> _REQUIRED WORK_
Your task is to retype every entry exactly, omitting nothing.

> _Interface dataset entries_
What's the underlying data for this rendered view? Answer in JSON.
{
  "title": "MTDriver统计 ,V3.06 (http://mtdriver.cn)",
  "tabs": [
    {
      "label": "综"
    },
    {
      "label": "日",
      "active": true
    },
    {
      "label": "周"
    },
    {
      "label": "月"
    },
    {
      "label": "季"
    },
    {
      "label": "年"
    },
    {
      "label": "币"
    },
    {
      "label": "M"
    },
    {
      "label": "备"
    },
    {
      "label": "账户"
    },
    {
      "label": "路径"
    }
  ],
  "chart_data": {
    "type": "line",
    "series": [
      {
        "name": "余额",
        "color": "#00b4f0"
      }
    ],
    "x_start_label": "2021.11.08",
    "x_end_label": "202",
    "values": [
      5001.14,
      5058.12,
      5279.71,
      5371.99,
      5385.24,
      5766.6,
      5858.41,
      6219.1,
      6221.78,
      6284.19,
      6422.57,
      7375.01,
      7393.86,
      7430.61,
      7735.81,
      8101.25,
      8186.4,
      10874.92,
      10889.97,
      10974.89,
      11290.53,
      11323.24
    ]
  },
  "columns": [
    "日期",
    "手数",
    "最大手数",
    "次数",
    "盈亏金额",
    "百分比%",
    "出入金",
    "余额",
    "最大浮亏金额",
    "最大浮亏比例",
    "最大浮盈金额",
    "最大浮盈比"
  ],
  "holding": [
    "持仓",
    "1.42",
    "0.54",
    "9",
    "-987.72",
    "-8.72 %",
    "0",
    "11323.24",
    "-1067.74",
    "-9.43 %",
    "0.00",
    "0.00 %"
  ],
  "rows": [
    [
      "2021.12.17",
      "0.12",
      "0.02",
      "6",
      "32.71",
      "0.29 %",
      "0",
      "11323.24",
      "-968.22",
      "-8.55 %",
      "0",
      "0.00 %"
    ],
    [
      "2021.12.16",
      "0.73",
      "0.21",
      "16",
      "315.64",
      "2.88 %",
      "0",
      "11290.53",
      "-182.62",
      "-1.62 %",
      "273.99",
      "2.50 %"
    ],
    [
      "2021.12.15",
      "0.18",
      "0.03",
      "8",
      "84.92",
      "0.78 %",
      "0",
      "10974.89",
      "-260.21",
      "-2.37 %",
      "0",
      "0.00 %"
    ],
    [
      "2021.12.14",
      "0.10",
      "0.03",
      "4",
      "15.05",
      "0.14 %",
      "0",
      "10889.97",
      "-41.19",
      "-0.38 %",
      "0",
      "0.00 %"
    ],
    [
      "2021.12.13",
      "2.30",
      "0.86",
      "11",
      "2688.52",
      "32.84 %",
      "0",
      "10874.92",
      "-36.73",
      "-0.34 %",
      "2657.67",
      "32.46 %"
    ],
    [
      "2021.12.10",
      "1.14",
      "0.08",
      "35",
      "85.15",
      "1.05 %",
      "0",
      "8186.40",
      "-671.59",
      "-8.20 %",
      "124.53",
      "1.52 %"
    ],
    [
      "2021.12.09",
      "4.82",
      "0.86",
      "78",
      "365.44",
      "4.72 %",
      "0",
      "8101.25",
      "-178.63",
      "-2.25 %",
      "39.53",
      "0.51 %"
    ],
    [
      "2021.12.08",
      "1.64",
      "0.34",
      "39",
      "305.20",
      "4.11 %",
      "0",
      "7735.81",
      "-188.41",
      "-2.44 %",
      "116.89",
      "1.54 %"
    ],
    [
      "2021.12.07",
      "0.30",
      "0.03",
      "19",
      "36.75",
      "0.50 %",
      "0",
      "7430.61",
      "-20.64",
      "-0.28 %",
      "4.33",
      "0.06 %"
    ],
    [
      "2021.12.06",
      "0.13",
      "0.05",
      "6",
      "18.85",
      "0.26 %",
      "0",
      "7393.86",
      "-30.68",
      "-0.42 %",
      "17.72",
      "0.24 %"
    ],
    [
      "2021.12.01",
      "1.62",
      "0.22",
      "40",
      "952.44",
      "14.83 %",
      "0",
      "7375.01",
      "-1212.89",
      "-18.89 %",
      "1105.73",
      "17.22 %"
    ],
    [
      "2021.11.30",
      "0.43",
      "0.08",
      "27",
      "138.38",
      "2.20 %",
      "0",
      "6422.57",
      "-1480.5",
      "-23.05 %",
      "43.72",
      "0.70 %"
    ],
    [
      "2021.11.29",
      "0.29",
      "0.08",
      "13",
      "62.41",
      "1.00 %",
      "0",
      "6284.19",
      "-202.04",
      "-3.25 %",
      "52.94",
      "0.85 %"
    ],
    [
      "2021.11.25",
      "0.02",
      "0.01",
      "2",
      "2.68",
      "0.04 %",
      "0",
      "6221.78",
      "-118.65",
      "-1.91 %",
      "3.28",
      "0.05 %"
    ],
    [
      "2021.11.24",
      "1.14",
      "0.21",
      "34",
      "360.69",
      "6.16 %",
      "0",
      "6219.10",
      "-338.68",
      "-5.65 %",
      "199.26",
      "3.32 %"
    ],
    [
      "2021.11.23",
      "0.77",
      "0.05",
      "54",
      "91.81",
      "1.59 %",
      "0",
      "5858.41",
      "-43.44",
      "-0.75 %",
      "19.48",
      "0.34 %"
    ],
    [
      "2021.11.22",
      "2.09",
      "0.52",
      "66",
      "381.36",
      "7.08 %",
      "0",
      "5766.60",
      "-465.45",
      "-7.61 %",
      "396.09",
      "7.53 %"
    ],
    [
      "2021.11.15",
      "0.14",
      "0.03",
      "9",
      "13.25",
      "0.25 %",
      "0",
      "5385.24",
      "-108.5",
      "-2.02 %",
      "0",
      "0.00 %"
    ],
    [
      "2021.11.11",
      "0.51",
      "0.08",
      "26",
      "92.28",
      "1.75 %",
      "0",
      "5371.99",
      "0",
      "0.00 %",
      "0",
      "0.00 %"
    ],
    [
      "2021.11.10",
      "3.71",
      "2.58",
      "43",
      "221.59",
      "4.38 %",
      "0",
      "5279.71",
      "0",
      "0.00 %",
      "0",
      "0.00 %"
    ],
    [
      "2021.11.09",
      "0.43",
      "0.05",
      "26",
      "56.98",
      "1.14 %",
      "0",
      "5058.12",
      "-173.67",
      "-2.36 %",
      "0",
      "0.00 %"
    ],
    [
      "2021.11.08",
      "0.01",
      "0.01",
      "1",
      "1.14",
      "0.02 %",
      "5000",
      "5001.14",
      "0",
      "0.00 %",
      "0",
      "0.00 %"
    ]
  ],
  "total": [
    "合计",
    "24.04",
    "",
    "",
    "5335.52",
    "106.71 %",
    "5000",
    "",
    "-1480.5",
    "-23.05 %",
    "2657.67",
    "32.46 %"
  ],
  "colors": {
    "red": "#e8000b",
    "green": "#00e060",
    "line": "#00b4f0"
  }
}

> _TASK OUTPUT_
What's the underlying data for this rendered view? Answer in JSON.
{
  "title": "MTDriver统计 ,V3.06 (http://mtdriver.cn)",
  "tabs": [
    {
      "label": "综"
    },
    {
      "label": "日",
      "active": true
    },
    {
      "label": "周"
    },
    {
      "label": "月"
    },
    {
      "label": "季"
    },
    {
      "label": "年"
    },
    {
      "label": "币"
    },
    {
      "label": "M"
    },
    {
      "label": "备"
    },
    {
      "label": "账户"
    },
    {
      "label": "路径"
    }
  ],
  "chart_data": {
    "type": "line",
    "series": [
      {
        "name": "余额",
        "color": "#00b4f0"
      }
    ],
    "x_start_label": "2021.11.08",
    "x_end_label": "202",
    "values": [
      5001.14,
      5058.12,
      5279.71,
      5371.99,
      5385.24,
      5766.6,
      5858.41,
      6219.1,
      6221.78,
      6284.19,
      6422.57,
      7375.01,
      7393.86,
      7430.61,
      7735.81,
      8101.25,
      8186.4,
      10874.92,
      10889.97,
      10974.89,
      11290.53,
      11323.24
    ]
  },
  "columns": [
    "日期",
    "手数",
    "最大手数",
    "次数",
    "盈亏金额",
    "百分比%",
    "出入金",
    "余额",
    "最大浮亏金额",
    "最大浮亏比例",
    "最大浮盈金额",
    "最大浮盈比"
  ],
  "holding": [
    "持仓",
    "1.42",
    "0.54",
    "9",
    "-987.72",
    "-8.72 %",
    "0",
    "11323.24",
    "-1067.74",
    "-9.43 %",
    "0.00",
    "0.00 %"
  ],
  "rows": [
    [
      "2021.12.17",
      "0.12",
      "0.02",
      "6",
      "32.71",
      "0.29 %",
      "0",
      "11323.24",
      "-968.22",
      "-8.55 %",
      "0",
      "0.00 %"
    ],
    [
      "2021.12.16",
      "0.73",
      "0.21",
      "16",
      "315.64",
      "2.88 %",
      "0",
      "11290.53",
      "-182.62",
      "-1.62 %",
      "273.99",
      "2.50 %"
    ],
    [
      "2021.12.15",
      "0.18",
      "0.03",
      "8",
      "84.92",
      "0.78 %",
      "0",
      "10974.89",
      "-260.21",
      "-2.37 %",
      "0",
      "0.00 %"
    ],
    [
      "2021.12.14",
      "0.10",
      "0.03",
      "4",
      "15.05",
      "0.14 %",
      "0",
      "10889.97",
      "-41.19",
      "-0.38 %",
      "0",
      "0.00 %"
    ],
    [
      "2021.12.13",
      "2.30",
      "0.86",
      "11",
      "2688.52",
      "32.84 %",
      "0",
      "10874.92",
      "-36.73",
      "-0.34 %",
      "2657.67",
      "32.46 %"
    ],
    [
      "2021.12.10",
      "1.14",
      "0.08",
      "35",
      "85.15",
      "1.05 %",
      "0",
      "8186.40",
      "-671.59",
      "-8.20 %",
      "124.53",
      "1.52 %"
    ],
    [
      "2021.12.09",
      "4.82",
      "0.86",
      "78",
      "365.44",
      "4.72 %",
      "0",
      "8101.25",
      "-178.63",
      "-2.25 %",
      "39.53",
      "0.51 %"
    ],
    [
      "2021.12.08",
      "1.64",
      "0.34",
      "39",
      "305.20",
      "4.11 %",
      "0",
      "7735.81",
      "-188.41",
      "-2.44 %",
      "116.89",
      "1.54 %"
    ],
    [
      "2021.12.07",
      "0.30",
      "0.03",
      "19",
      "36.75",
      "0.50 %",
      "0",
      "7430.61",
      "-20.64",
      "-0.28 %",
      "4.33",
      "0.06 %"
    ],
    [
      "2021.12.06",
      "0.13",
      "0.05",
      "6",
      "18.85",
      "0.26 %",
      "0",
      "7393.86",
      "-30.68",
      "-0.42 %",
      "17.72",
      "0.24 %"
    ],
    [
      "2021.12.01",
      "1.62",
      "0.22",
      "40",
      "952.44",
      "14.83 %",
      "0",
      "7375.01",
      "-1212.89",
      "-18.89 %",
      "1105.73",
      "17.22 %"
    ],
    [
      "2021.11.30",
      "0.43",
      "0.08",
      "27",
      "138.38",
      "2.20 %",
      "0",
      "6422.57",
      "-1480.5",
      "-23.05 %",
      "43.72",
      "0.70 %"
    ],
    [
      "2021.11.29",
      "0.29",
      "0.08",
      "13",
      "62.41",
      "1.00 %",
      "0",
      "6284.19",
      "-202.04",
      "-3.25 %",
      "52.94",
      "0.85 %"
    ],
    [
      "2021.11.25",
      "0.02",
      "0.01",
      "2",
      "2.68",
      "0.04 %",
      "0",
      "6221.78",
      "-118.65",
      "-1.91 %",
      "3.28",
      "0.05 %"
    ],
    [
      "2021.11.24",
      "1.14",
      "0.21",
      "34",
      "360.69",
      "6.16 %",
      "0",
      "6219.10",
      "-338.68",
      "-5.65 %",
      "199.26",
      "3.32 %"
    ],
    [
      "2021.11.23",
      "0.77",
      "0.05",
      "54",
      "91.81",
      "1.59 %",
      "0",
      "5858.41",
      "-43.44",
      "-0.75 %",
      "19.48",
      "0.34 %"
    ],
    [
      "2021.11.22",
      "2.09",
      "0.52",
      "66",
      "381.36",
      "7.08 %",
      "0",
      "5766.60",
      "-465.45",
      "-7.61 %",
      "396.09",
      "7.53 %"
    ],
    [
      "2021.11.15",
      "0.14",
      "0.03",
      "9",
      "13.25",
      "0.25 %",
      "0",
      "5385.24",
      "-108.5",
      "-2.02 %",
      "0",
      "0.00 %"
    ],
    [
      "2021.11.11",
      "0.51",
      "0.08",
      "26",
      "92.28",
      "1.75 %",
      "0",
      "5371.99",
      "0",
      "0.00 %",
      "0",
      "0.00 %"
    ],
    [
      "2021.11.10",
      "3.71",
      "2.58",
      "43",
      "221.59",
      "4.38 %",
      "0",
      "5279.71",
      "0",
      "0.00 %",
      "0",
      "0.00 %"
    ],
    [
      "2021.11.09",
      "0.43",
      "0.05",
      "26",
      "56.98",
      "1.14 %",
      "0",
      "5058.12",
      "-173.67",
      "-2.36 %",
      "0",
      "0.00 %"
    ],
    [
      "2021.11.08",
      "0.01",
      "0.01",
      "1",
      "1.14",
      "0.02 %",
      "5000",
      "5001.14",
      "0",
      "0.00 %",
      "0",
      "0.00 %"
    ]
  ],
  "total": [
    "合计",
    "24.04",
    "",
    "",
    "5335.52",
    "106.71 %",
    "5000",
    "",
    "-1480.5",
    "-23.05 %",
    "2657.67",
    "32.46 %"
  ],
  "colors": {
    "red": "#e8000b",
    "green": "#00e060",
    "line": "#00b4f0"
  }
}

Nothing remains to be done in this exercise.